I think that would be fraud

It’s like that joke about some Ultra-Orthodox Jews who go to the deli, and there’s a Chinese guy behind the counter who speaks to them in fluent Yiddish. So later they ask the (Jewish) boss, “Hey, where’d you find this Yiddish-speaking Chinese guy?”

“Shh!” he replies. “He thinks I’m teaching him English!”


That is for the clarifications!
Today, a supervisor at my kindergarten (I mean… uhh… the school I don’t work at because it would be illegal, shhh) told us that a new law is being passed that will allow English to be taught in kindergartens again. We couldn’t find anything in English news though… has anyone heard about this with certainty?
Not that I’m interested… in… not literally running away when a government official visits the kindergarten I don’t work at… cough…

I think you have to be at least 18 to teach .:blush: Sorry , forgive my puerile foolishness…I just saw the Title.


There is talk about changing the way English is taught in Taiwan. That said, I haven’t heard anyone suggest changing the age restrictions for learning English. Even if they decide to make the change it would be years in the future. Your boss is likely just blowing smoke.

your boss might have talked on this news.

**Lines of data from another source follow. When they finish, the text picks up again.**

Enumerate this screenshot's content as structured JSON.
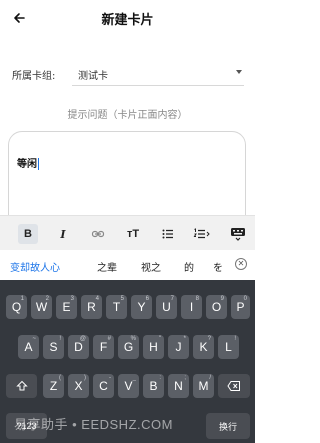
{
  "header": {
    "title": "新建卡片",
    "back_icon": "arrow-left-icon"
  },
  "group": {
    "label": "所属卡组:",
    "value": "测试卡"
  },
  "prompt_hint": "提示问题（卡片正面内容）",
  "editor": {
    "text": "等闲"
  },
  "toolbar": {
    "items": [
      {
        "label": "B",
        "icon": "bold-icon"
      },
      {
        "label": "I",
        "icon": "italic-icon"
      },
      {
        "label": "",
        "icon": "link-icon"
      },
      {
        "label": "тT",
        "icon": "text-size-icon"
      },
      {
        "label": "",
        "icon": "bullet-list-icon"
      },
      {
        "label": "",
        "icon": "numbered-list-icon"
      },
      {
        "label": "",
        "icon": "keyboard-hide-icon"
      }
    ]
  },
  "keyboard": {
    "suggestions": [
      "变却故人心",
      "之辈",
      "视之",
      "的",
      "を"
    ],
    "rows": {
      "row1": [
        {
          "main": "Q",
          "hint": "1"
        },
        {
          "main": "W",
          "hint": "2"
        },
        {
          "main": "E",
          "hint": "3"
        },
        {
          "main": "R",
          "hint": "4"
        },
        {
          "main": "T",
          "hint": "5"
        },
        {
          "main": "Y",
          "hint": "6"
        },
        {
          "main": "U",
          "hint": "7"
        },
        {
          "main": "I",
          "hint": "8"
        },
        {
          "main": "O",
          "hint": "9"
        },
        {
          "main": "P",
          "hint": "0"
        }
      ],
      "row2": [
        {
          "main": "A",
          "hint": "~"
        },
        {
          "main": "S",
          "hint": "!"
        },
        {
          "main": "D",
          "hint": "@"
        },
        {
          "main": "F",
          "hint": "#"
        },
        {
          "main": "G",
          "hint": "%"
        },
        {
          "main": "H",
          "hint": "\""
        },
        {
          "main": "J",
          "hint": "*"
        },
        {
          "main": "K",
          "hint": "?"
        },
        {
          "main": "L",
          "hint": "!"
        }
      ],
      "row3": [
        {
          "main": "Z",
          "hint": "("
        },
        {
          "main": "X",
          "hint": ")"
        },
        {
          "main": "C",
          "hint": "-"
        },
        {
          "main": "V",
          "hint": "_"
        },
        {
          "main": "B",
          "hint": ":"
        },
        {
          "main": "N",
          "hint": ";"
        },
        {
          "main": "M",
          "hint": "/"
        }
      ]
    },
    "bottom_left": "?123",
    "bottom_right": "换行"
  },
  "watermark": "易享助手 • EEDSHZ.COM",
  "colors": {
    "accent": "#1a73e8",
    "keyboard_bg": "#34383e",
    "key_bg": "#5b5f66"
  }
}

I stand corrected! I am stuprised at the about-face that Taiwan has taken. For the longest time they claimed learning a second language during kindergarten would irrevocably damage the child. It seems that things are about to change but I’m still not holding my breathe.